Make something happen, and ask even if it doesn’t make sense. Why? Because everyone has to remember the most important two elements in any negotiation:

  1. Everyone hates conflict, and wants to get it over with as quickly as possible
  2. Having evidence and arguments is one thing, but the most important tool in any argument remains having an irrational, possibly insane commitment to your goals in the face of all threat and reason.

Enter the case study: East Tulsa’s own Mark Robinson.

Was he outnumbered as the lone clerk at a Kum-and-Go* during a 4 a.m. robbery?
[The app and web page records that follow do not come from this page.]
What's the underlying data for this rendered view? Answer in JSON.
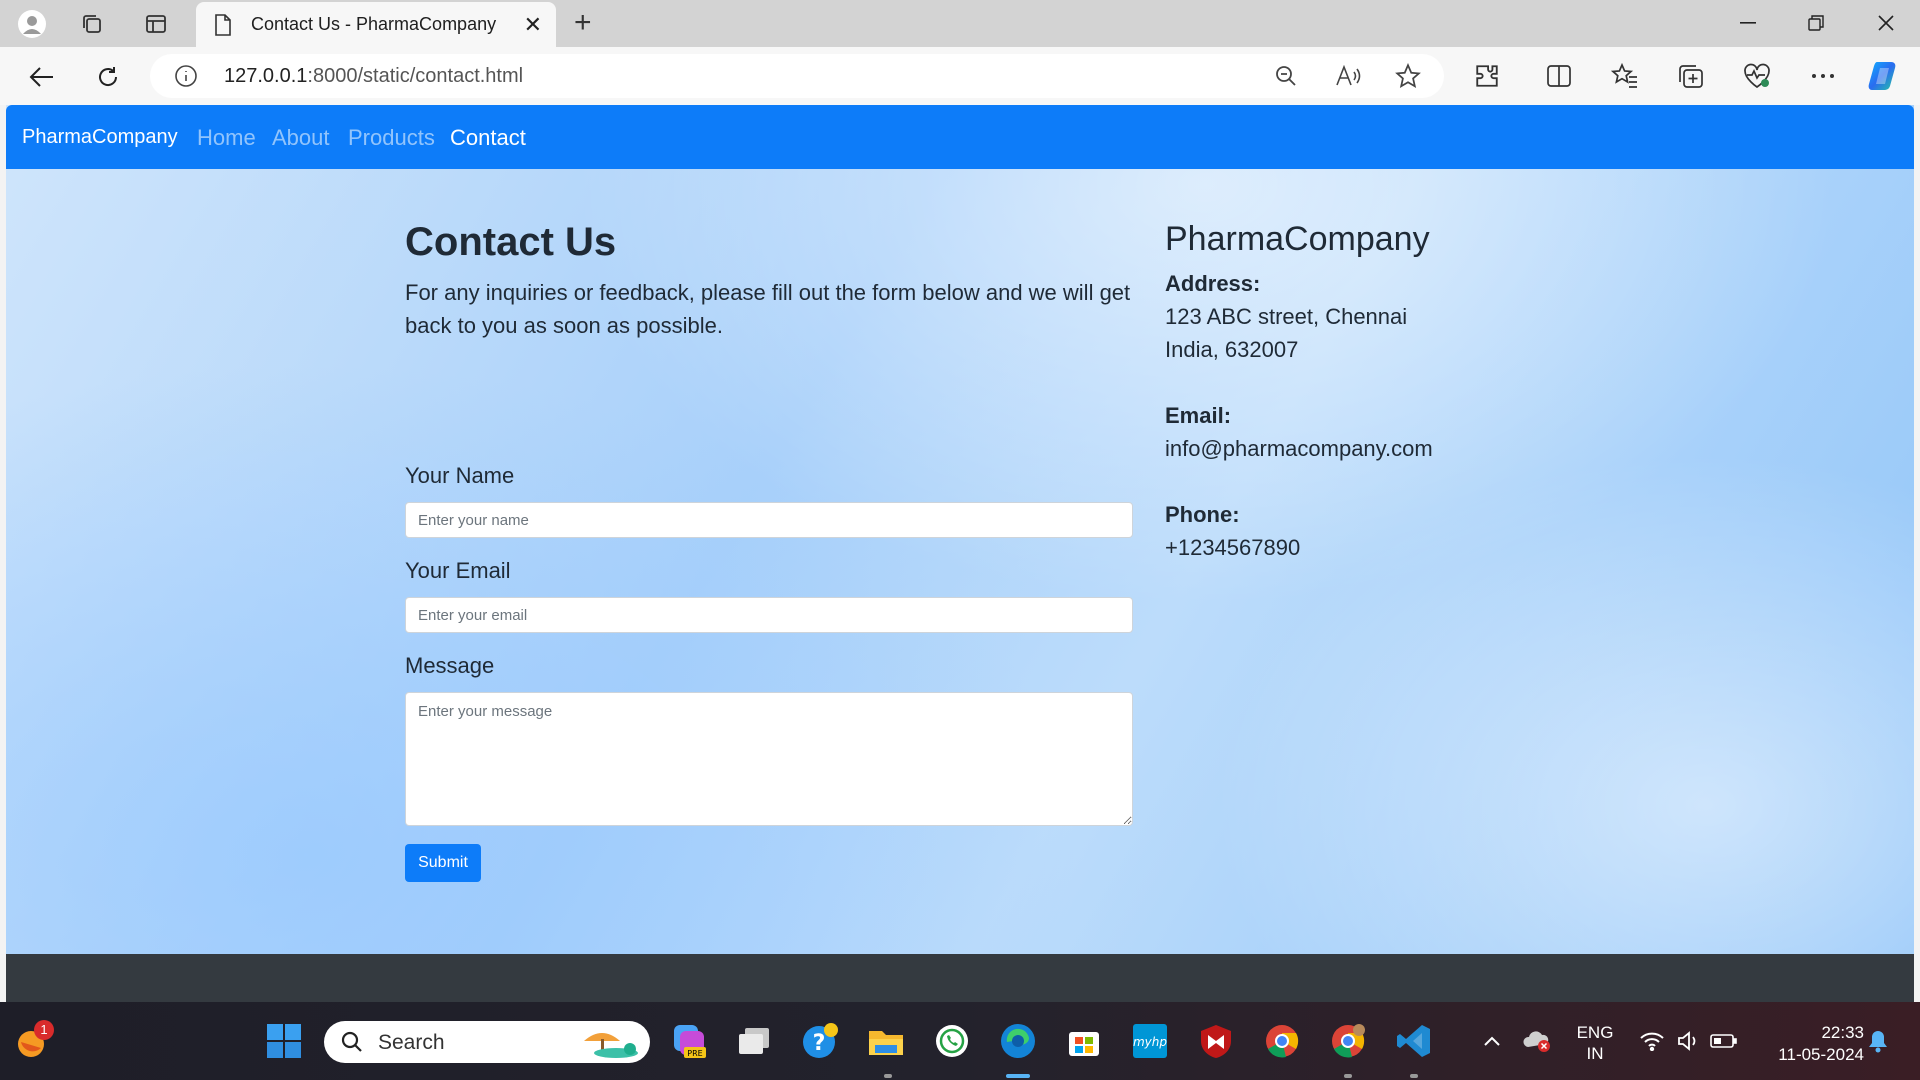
{
  "browser": {
    "tab_title": "Contact Us - PharmaCompany",
    "url_host": "127.0.0.1",
    "url_rest": ":8000/static/contact.html"
  },
  "nav": {
    "brand": "PharmaCompany",
    "links": [
      "Home",
      "About",
      "Products",
      "Contact"
    ],
    "active": "Contact"
  },
  "contact": {
    "title": "Contact Us",
    "intro": "For any inquiries or feedback, please fill out the form below and we will get back to you as soon as possible.",
    "name_label": "Your Name",
    "name_placeholder": "Enter your name",
    "email_label": "Your Email",
    "email_placeholder": "Enter your email",
    "message_label": "Message",
    "message_placeholder": "Enter your message",
    "submit_label": "Submit"
  },
  "company": {
    "name": "PharmaCompany",
    "address_label": "Address:",
    "address_line1": "123 ABC street, Chennai",
    "address_line2": "India, 632007",
    "email_label": "Email:",
    "email": "info@pharmacompany.com",
    "phone_label": "Phone:",
    "phone": "+1234567890"
  },
  "taskbar": {
    "search_label": "Search",
    "notification_count": "1",
    "lang_line1": "ENG",
    "lang_line2": "IN",
    "time": "22:33",
    "date": "11-05-2024"
  },
  "colors": {
    "navbar": "#0d7cf9",
    "submit": "#0d7cf9",
    "footer": "#343a40"
  }
}
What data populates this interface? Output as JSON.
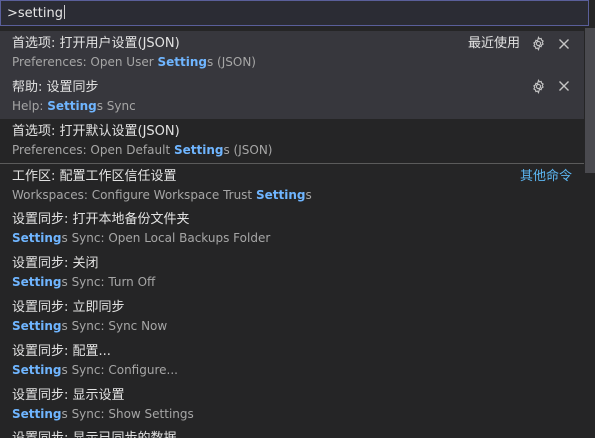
{
  "search": {
    "value": ">setting"
  },
  "items": [
    {
      "title": "首选项: 打开用户设置(JSON)",
      "detail_pre": "Preferences: Open User ",
      "detail_hl": "Setting",
      "detail_post": "s (JSON)",
      "tag": "最近使用"
    },
    {
      "title": "帮助: 设置同步",
      "detail_pre": "Help: ",
      "detail_hl": "Setting",
      "detail_post": "s Sync"
    },
    {
      "title": "首选项: 打开默认设置(JSON)",
      "detail_pre": "Preferences: Open Default ",
      "detail_hl": "Setting",
      "detail_post": "s (JSON)"
    },
    {
      "title": "工作区: 配置工作区信任设置",
      "detail_pre": "Workspaces: Configure Workspace Trust ",
      "detail_hl": "Setting",
      "detail_post": "s",
      "tag": "其他命令"
    },
    {
      "title": "设置同步: 打开本地备份文件夹",
      "detail_pre": "",
      "detail_hl": "Setting",
      "detail_post": "s Sync: Open Local Backups Folder"
    },
    {
      "title": "设置同步: 关闭",
      "detail_pre": "",
      "detail_hl": "Setting",
      "detail_post": "s Sync: Turn Off"
    },
    {
      "title": "设置同步: 立即同步",
      "detail_pre": "",
      "detail_hl": "Setting",
      "detail_post": "s Sync: Sync Now"
    },
    {
      "title": "设置同步: 配置...",
      "detail_pre": "",
      "detail_hl": "Setting",
      "detail_post": "s Sync: Configure..."
    },
    {
      "title": "设置同步: 显示设置",
      "detail_pre": "",
      "detail_hl": "Setting",
      "detail_post": "s Sync: Show Settings"
    }
  ],
  "cut_item": {
    "title": "设置同步: 显示已同步的数据"
  },
  "icons": {
    "gear": "gear-icon",
    "close": "close-icon"
  },
  "colors": {
    "highlight": "#6fb5ff",
    "link": "#5cb6f2",
    "input_border": "#5a5f9a"
  }
}
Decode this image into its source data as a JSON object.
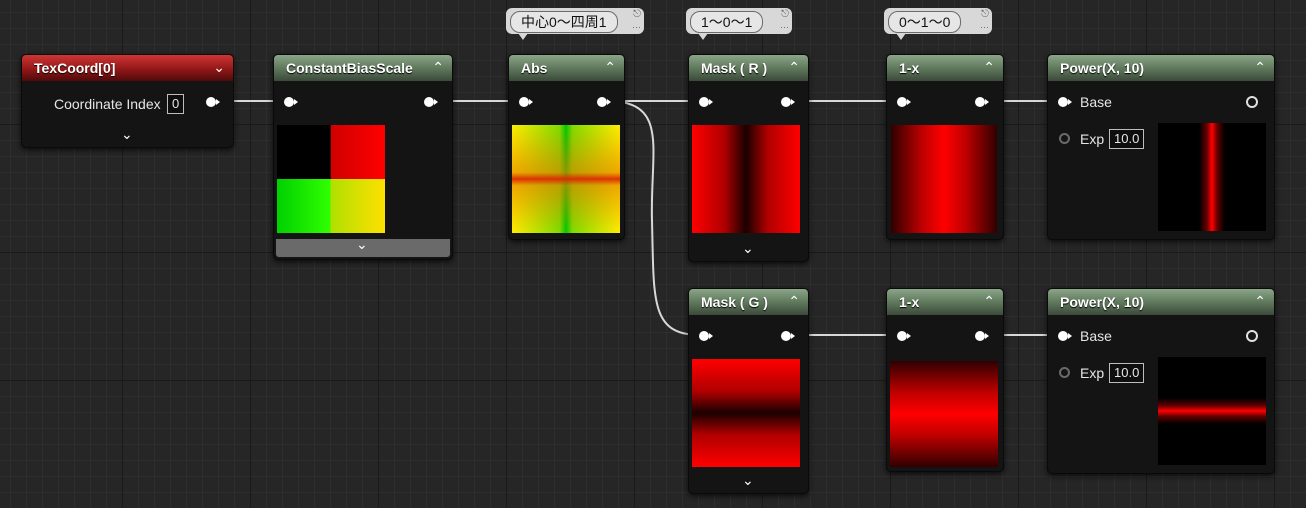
{
  "nodes": {
    "texcoord": {
      "title": "TexCoord[0]",
      "input_label": "Coordinate Index",
      "input_value": "0"
    },
    "cbs": {
      "title": "ConstantBiasScale"
    },
    "abs": {
      "title": "Abs",
      "comment": "中心0～四周1"
    },
    "mask_r": {
      "title": "Mask ( R )",
      "comment": "1～0～1"
    },
    "one_minus_top": {
      "title": "1-x",
      "comment": "0～1～0"
    },
    "power_top": {
      "title": "Power(X, 10)",
      "base_label": "Base",
      "exp_label": "Exp",
      "exp_value": "10.0"
    },
    "mask_g": {
      "title": "Mask ( G )"
    },
    "one_minus_bottom": {
      "title": "1-x"
    },
    "power_bottom": {
      "title": "Power(X, 10)",
      "base_label": "Base",
      "exp_label": "Exp",
      "exp_value": "10.0"
    }
  },
  "icons": {
    "collapse": "chevron-up-icon",
    "expand": "chevron-down-icon",
    "comment_pin": "pin-icon",
    "comment_more": "ellipsis-icon"
  },
  "colors": {
    "canvas": "#262626",
    "header_material": "#5c7559",
    "header_texcoord": "#921717",
    "wire": "#d8d8d8"
  }
}
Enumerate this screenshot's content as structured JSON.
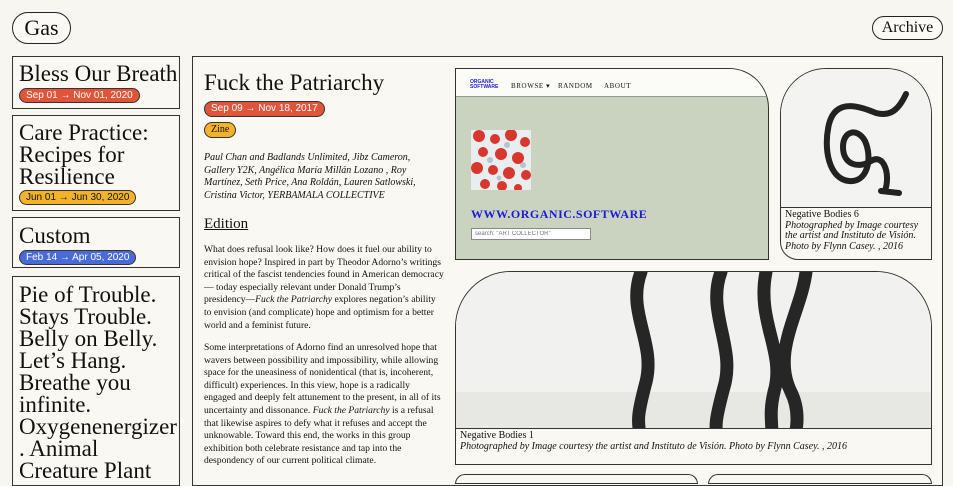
{
  "header": {
    "logo": "Gas",
    "archive_label": "Archive"
  },
  "sidebar": {
    "items": [
      {
        "title": "Bless Our Breath",
        "dates": "Sep 01 → Nov 01, 2020",
        "color": "red"
      },
      {
        "title": "Care Practice: Recipes for Resilience",
        "dates": "Jun 01 → Jun 30, 2020",
        "color": "yellow"
      },
      {
        "title": "Custom",
        "dates": "Feb 14 → Apr 05, 2020",
        "color": "blue"
      },
      {
        "title": "Pie of Trouble. Stays Trouble. Belly on Belly. Let’s Hang. Breathe you infinite. Oxygenenergizer . Animal Creature Plant"
      }
    ]
  },
  "detail": {
    "title": "Fuck the Patriarchy",
    "dates": "Sep 09 → Nov 18, 2017",
    "type": "Zine",
    "credits": "Paul Chan and Badlands Unlimited, Jibz Cameron, Gallery Y2K, Angélica María Millán Lozano , Roy Martínez, Seth Price, Ana Roldán, Lauren Satlowski, Cristina Victor, YERBAMALA COLLECTIVE",
    "section_heading": "Edition",
    "para1_a": "What does refusal look like? How does it fuel our ability to envision hope? Inspired in part by Theodor Adorno’s writings critical of the fascist tendencies found in American democracy— today especially relevant under Donald Trump’s presidency—",
    "para1_em": "Fuck the Patriarchy",
    "para1_b": " explores negation’s ability to envision (and complicate) hope and optimism for a better world and a feminist future.",
    "para2_a": "Some interpretations of Adorno find an unresolved hope that wavers between possibility and impossibility, while allowing space for the uneasiness of nonidentical (that is, incoherent, difficult) experiences. In this view, hope is a radically engaged and deeply felt attunement to the present, in all of its uncertainty and dissonance. ",
    "para2_em": "Fuck the Patriarchy",
    "para2_b": " is a refusal that likewise aspires to defy what it refuses and accept the unknowable. Toward this end, the works in this group exhibition both celebrate resistance and tap into the despondency of our current political climate."
  },
  "gallery": {
    "website": {
      "logo_line1": "ORGANIC",
      "logo_line2": "SOFTWARE",
      "nav": [
        "BROWSE ▾",
        "RANDOM",
        "ABOUT"
      ],
      "url": "WWW.ORGANIC.SOFTWARE",
      "search_placeholder": "search: \"ART COLLECTOR\""
    },
    "card1": {
      "title": "Negative Bodies 6",
      "caption": "Photographed by Image courtesy the artist and Instituto de Visión. Photo by Flynn Casey. , 2016"
    },
    "card2": {
      "title": "Negative Bodies 1",
      "caption": "Photographed by Image courtesy the artist and Instituto de Visión. Photo by Flynn Casey. , 2016"
    }
  },
  "colors": {
    "red": "#e0553a",
    "yellow": "#f2b32a",
    "blue": "#4a6ad8",
    "site_green": "#c9d3c0",
    "site_link": "#1d1ad6"
  }
}
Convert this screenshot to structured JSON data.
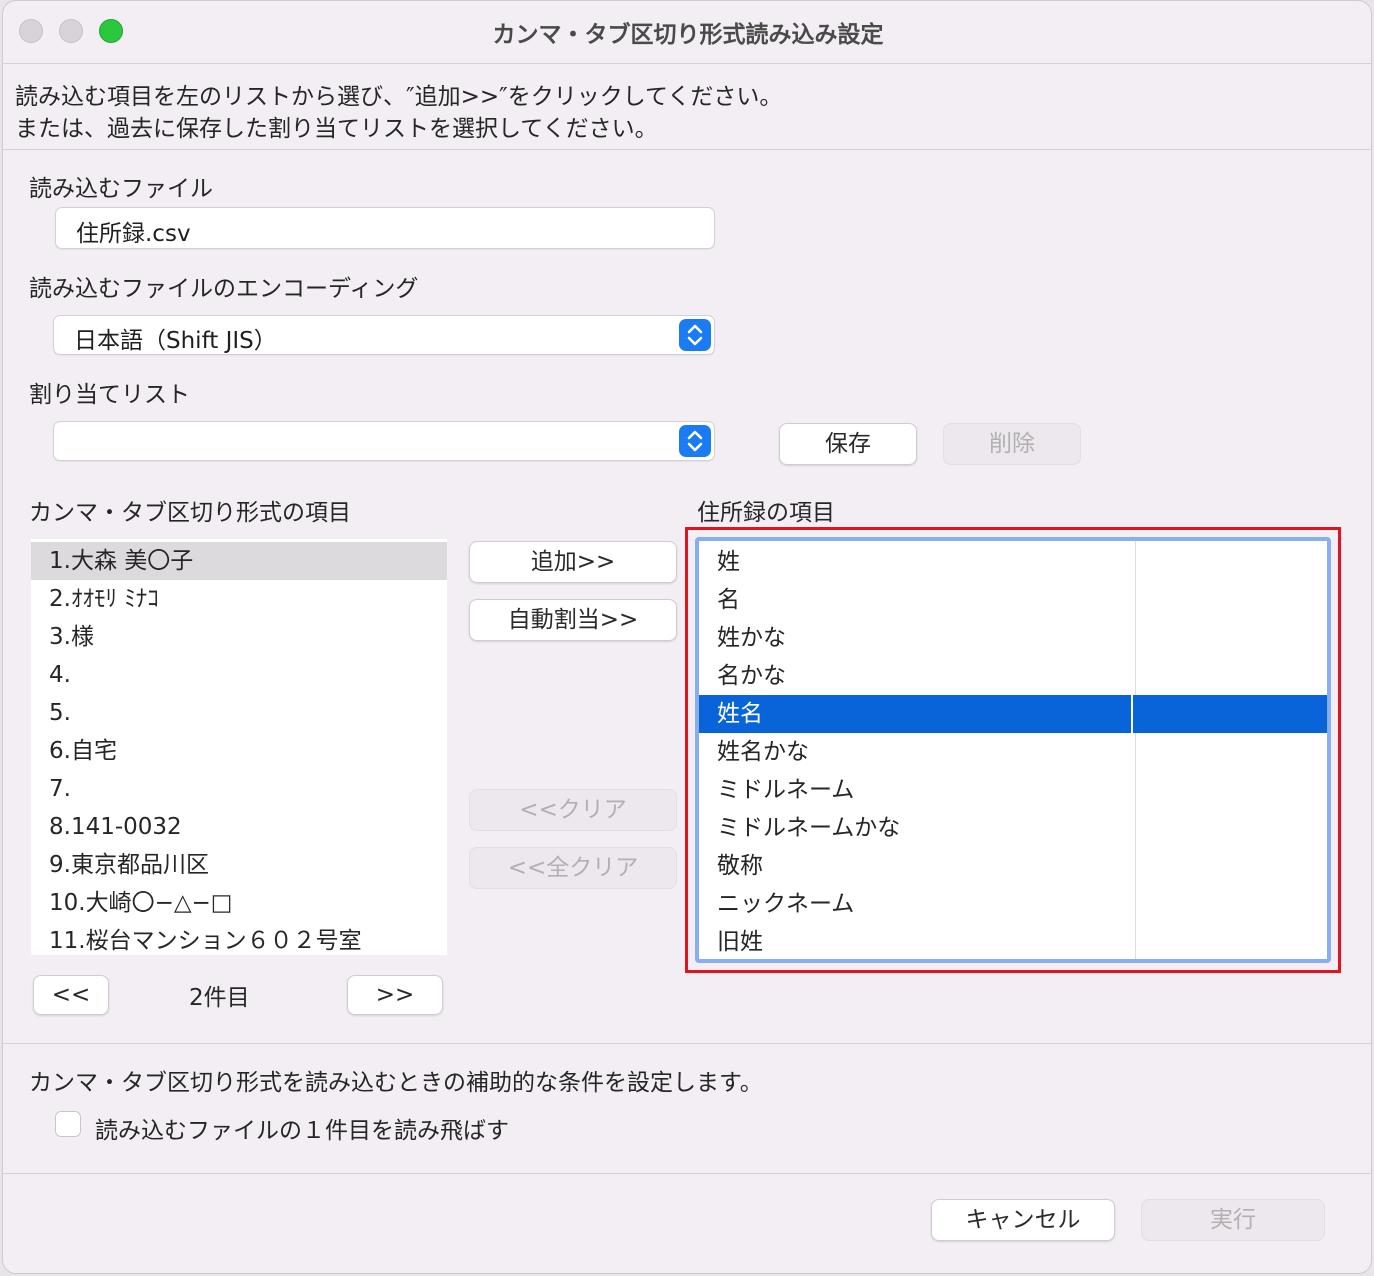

Yes, though he takes pains to note that if it was a one on one situation he was going to “I was gonna get the gun away from him and rock him in the jaw”, but reconsidered when a second gunman showed up. The calculus here should not go unnoticed: Mark Robinson believes one “Mark Robinson” equals a greater force than “random dude with an actual firearm.” Confidence, even if completely deranged, is clearly important in a tactical arbitration like this.

Did he have a single negotiating chip? Not one, reader, save the option of forcing two men to commit murder or attempted murder on top of the inevitable armed robbery and grand theft auto charges.

Did this stop him from negotiating? HELL NO. A dealmaker never stops dealing. With two guns in his face and alone, Mark Robinson remembered that they needed his help to start the car they were going to flee the scene with, because

There’s a breathalyzer in my car, and you have to like blow into it and hum, and they probably don’t know how to do that

Magnificent calm in the middle of a storm. Robinson also pressed his advantage despite having none in getting the thieves to throw his phone into a field rather than taking it, because “I ain’t call nobody till you leave, THASS MY PHONE.” There’s a shoulder shrug with this that counts as a full paragraph by itself, meaning something equivalent to

“Gentlemen: Having taken so much from me already, violating my sense of safety, peace, and faith in the public order, while also interrupting my otherwise uneventful 4 a.m. shift at the Kum-and-Go

—yes, please laugh, we could use one at this moment, go ahead before I continue—having done all that while stealing from my employer and placing me in real danger for a paltry sum and requesting my help to start my car in order to steal it? The least you two could do would be to allow me to have my phone, the last lifeline I will have to society and assistance when you depart. Recognize my frustration! See that what I ask you, after all this, is a pittance of what one might consider fair recompense for this experience on my part.”

They did exactly what he said, by the way, and threw his phone into a field where he recovered it. Because he asked, but the asking wasn’t through.


HE GOT TO KEEP THE SHOES. Mark Robinson is incredible, and a model for what successful negotiation should be. He sat down at the table with nothing, and got up with something. Get his man a sports agent’s license and a new suit immediately, because This White Boy’s Crazy Ltd. is about to successfully represent every athlete out of Green Country for the next 30 years.